> **What the task asks**
From the line holding "What's the underlying" to the final line of the entries, set down each line exactly, including both, and nothing more.

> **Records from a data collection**
──────────────────────────────
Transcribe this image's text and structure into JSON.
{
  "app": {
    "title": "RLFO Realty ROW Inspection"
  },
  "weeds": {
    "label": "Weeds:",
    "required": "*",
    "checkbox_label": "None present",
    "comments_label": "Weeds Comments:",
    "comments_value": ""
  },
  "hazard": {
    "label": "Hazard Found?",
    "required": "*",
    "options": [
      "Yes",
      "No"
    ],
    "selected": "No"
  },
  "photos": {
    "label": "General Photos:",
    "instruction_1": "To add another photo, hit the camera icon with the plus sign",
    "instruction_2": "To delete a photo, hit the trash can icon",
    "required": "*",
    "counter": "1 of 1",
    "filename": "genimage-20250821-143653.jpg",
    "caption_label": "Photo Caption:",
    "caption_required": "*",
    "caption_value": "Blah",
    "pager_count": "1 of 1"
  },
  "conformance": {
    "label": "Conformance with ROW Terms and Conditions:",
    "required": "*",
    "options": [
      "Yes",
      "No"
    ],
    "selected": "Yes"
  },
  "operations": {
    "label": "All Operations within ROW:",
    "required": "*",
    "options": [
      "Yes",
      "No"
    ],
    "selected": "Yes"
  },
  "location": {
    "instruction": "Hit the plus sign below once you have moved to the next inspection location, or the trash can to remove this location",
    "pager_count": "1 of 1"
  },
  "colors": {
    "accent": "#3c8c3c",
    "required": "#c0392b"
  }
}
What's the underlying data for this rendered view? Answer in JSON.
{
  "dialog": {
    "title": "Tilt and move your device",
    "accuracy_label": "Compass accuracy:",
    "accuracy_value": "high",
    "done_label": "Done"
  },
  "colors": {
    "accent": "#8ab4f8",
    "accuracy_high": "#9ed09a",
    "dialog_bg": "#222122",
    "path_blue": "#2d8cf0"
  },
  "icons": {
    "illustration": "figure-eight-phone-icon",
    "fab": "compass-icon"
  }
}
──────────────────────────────
> **Result of the task**
What's the underlying data for this rendered view? Answer in JSON.
{
  "dialog": {
    "title": "Tilt and move your device",
    "accuracy_label": "Compass accuracy:",
    "accuracy_value": "high",
    "done_label": "Done"
  },
  "colors": {
    "accent": "#8ab4f8",
    "accuracy_high": "#9ed09a",
    "dialog_bg": "#222122",
    "path_blue": "#2d8cf0"
  },
  "icons": {
    "illustration": "figure-eight-phone-icon",
    "fab": "compass-icon"
  }
}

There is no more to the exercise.